Ncholas Kristof’s piece in the New York Times earlier this week chronicled the significant work Save The Children is doing to provide enriched early learning opportunities to kids born into low-income families in the U.S.  These opportunities are valuable because they can enable disadvantaged kids to make something greater of their lives.

While Kristof has a platform for spotlighting the worthiness of investing in early childhood education, this issue typically goes under the radar.  In interviews for my next book, directors of nonprofits have reported to me that enrichment programs for low-income families are a tough sell to funders precisely because, ironically enough, they are preventative!

One director commented: “When you’re working with a child from birth to three, the change that we’re seeking is not going to be measured pre and post in the way that a high school dropout who then goes to college can be measured and also quite visible in the impact.  We tend, as a society, to stand around and wait for things to happen and try to fix the situation.  When we’re trying to fix something and you can see that it’s broken first and then fix after, that kind of evidence is far more dramatic and compelling to people in terms of the demonstration of change that we seek to make.”

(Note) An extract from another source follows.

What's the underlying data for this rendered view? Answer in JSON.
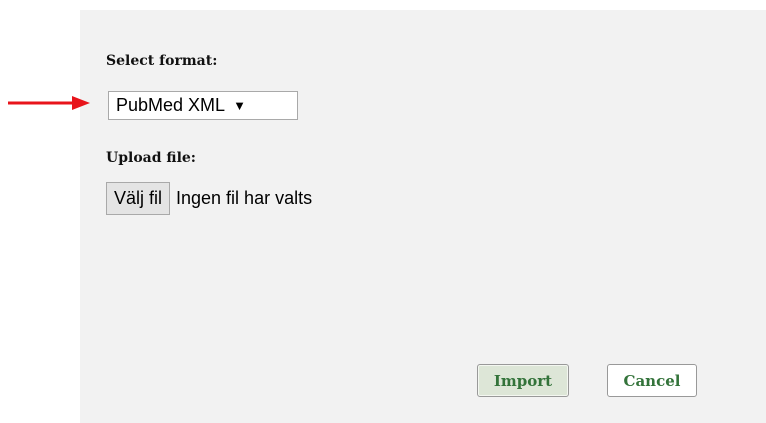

The fact that people may not view enabling very young children to avoid a life of despair to be as compelling as helping adolescents or adults overcome adversity is shortsighted thinking we need to overcome.  If we are to help poor children gain greater access to the American dream, we should begin as early as possible, regardless of what kind of feel-good story we can attach to our efforts.